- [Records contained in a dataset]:

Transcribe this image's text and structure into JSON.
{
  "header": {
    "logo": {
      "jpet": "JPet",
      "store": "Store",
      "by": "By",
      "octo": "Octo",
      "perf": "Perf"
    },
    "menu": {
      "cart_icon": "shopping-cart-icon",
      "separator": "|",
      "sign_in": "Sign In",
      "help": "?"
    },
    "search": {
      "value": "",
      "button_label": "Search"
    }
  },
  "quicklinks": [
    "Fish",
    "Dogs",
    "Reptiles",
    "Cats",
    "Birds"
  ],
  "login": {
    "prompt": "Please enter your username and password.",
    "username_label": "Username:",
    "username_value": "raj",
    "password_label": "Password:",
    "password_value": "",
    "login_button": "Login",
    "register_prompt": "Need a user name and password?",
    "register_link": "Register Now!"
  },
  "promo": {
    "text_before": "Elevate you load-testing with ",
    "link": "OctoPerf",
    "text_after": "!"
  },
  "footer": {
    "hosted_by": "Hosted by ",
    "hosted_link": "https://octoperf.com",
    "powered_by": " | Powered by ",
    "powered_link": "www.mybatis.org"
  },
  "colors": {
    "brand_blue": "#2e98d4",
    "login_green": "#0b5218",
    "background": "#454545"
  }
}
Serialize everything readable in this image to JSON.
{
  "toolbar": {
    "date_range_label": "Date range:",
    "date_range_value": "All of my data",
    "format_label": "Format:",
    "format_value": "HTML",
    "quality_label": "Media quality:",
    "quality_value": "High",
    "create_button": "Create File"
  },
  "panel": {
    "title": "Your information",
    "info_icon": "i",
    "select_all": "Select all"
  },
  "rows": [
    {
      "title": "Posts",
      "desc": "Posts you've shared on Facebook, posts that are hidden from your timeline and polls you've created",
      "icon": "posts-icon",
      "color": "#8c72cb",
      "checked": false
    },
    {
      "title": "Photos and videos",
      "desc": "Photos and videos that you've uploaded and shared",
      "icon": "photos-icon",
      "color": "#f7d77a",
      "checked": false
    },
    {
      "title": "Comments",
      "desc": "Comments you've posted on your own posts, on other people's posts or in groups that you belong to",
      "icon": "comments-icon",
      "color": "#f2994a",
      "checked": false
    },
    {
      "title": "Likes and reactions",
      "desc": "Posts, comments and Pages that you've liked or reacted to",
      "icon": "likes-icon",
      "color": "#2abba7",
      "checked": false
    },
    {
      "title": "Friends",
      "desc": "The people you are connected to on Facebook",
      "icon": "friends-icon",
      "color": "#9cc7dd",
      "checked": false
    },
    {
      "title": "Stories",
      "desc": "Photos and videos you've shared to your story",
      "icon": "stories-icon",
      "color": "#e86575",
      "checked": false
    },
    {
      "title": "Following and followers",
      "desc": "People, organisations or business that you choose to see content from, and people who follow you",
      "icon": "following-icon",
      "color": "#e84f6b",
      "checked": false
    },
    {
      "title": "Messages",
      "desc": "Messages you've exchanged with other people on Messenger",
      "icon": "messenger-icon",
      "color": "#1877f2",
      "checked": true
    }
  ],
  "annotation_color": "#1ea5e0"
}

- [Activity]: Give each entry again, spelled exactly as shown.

- [Written response]:
Transcribe this image's text and structure into JSON.
{
  "header": {
    "logo": {
      "jpet": "JPet",
      "store": "Store",
      "by": "By",
      "octo": "Octo",
      "perf": "Perf"
    },
    "menu": {
      "cart_icon": "shopping-cart-icon",
      "separator": "|",
      "sign_in": "Sign In",
      "help": "?"
    },
    "search": {
      "value": "",
      "button_label": "Search"
    }
  },
  "quicklinks": [
    "Fish",
    "Dogs",
    "Reptiles",
    "Cats",
    "Birds"
  ],
  "login": {
    "prompt": "Please enter your username and password.",
    "username_label": "Username:",
    "username_value": "raj",
    "password_label": "Password:",
    "password_value": "",
    "login_button": "Login",
    "register_prompt": "Need a user name and password?",
    "register_link": "Register Now!"
  },
  "promo": {
    "text_before": "Elevate you load-testing with ",
    "link": "OctoPerf",
    "text_after": "!"
  },
  "footer": {
    "hosted_by": "Hosted by ",
    "hosted_link": "https://octoperf.com",
    "powered_by": " | Powered by ",
    "powered_link": "www.mybatis.org"
  },
  "colors": {
    "brand_blue": "#2e98d4",
    "login_green": "#0b5218",
    "background": "#454545"
  }
}
Serialize everything readable in this image to JSON.
{
  "toolbar": {
    "date_range_label": "Date range:",
    "date_range_value": "All of my data",
    "format_label": "Format:",
    "format_value": "HTML",
    "quality_label": "Media quality:",
    "quality_value": "High",
    "create_button": "Create File"
  },
  "panel": {
    "title": "Your information",
    "info_icon": "i",
    "select_all": "Select all"
  },
  "rows": [
    {
      "title": "Posts",
      "desc": "Posts you've shared on Facebook, posts that are hidden from your timeline and polls you've created",
      "icon": "posts-icon",
      "color": "#8c72cb",
      "checked": false
    },
    {
      "title": "Photos and videos",
      "desc": "Photos and videos that you've uploaded and shared",
      "icon": "photos-icon",
      "color": "#f7d77a",
      "checked": false
    },
    {
      "title": "Comments",
      "desc": "Comments you've posted on your own posts, on other people's posts or in groups that you belong to",
      "icon": "comments-icon",
      "color": "#f2994a",
      "checked": false
    },
    {
      "title": "Likes and reactions",
      "desc": "Posts, comments and Pages that you've liked or reacted to",
      "icon": "likes-icon",
      "color": "#2abba7",
      "checked": false
    },
    {
      "title": "Friends",
      "desc": "The people you are connected to on Facebook",
      "icon": "friends-icon",
      "color": "#9cc7dd",
      "checked": false
    },
    {
      "title": "Stories",
      "desc": "Photos and videos you've shared to your story",
      "icon": "stories-icon",
      "color": "#e86575",
      "checked": false
    },
    {
      "title": "Following and followers",
      "desc": "People, organisations or business that you choose to see content from, and people who follow you",
      "icon": "following-icon",
      "color": "#e84f6b",
      "checked": false
    },
    {
      "title": "Messages",
      "desc": "Messages you've exchanged with other people on Messenger",
      "icon": "messenger-icon",
      "color": "#1877f2",
      "checked": true
    }
  ],
  "annotation_color": "#1ea5e0"
}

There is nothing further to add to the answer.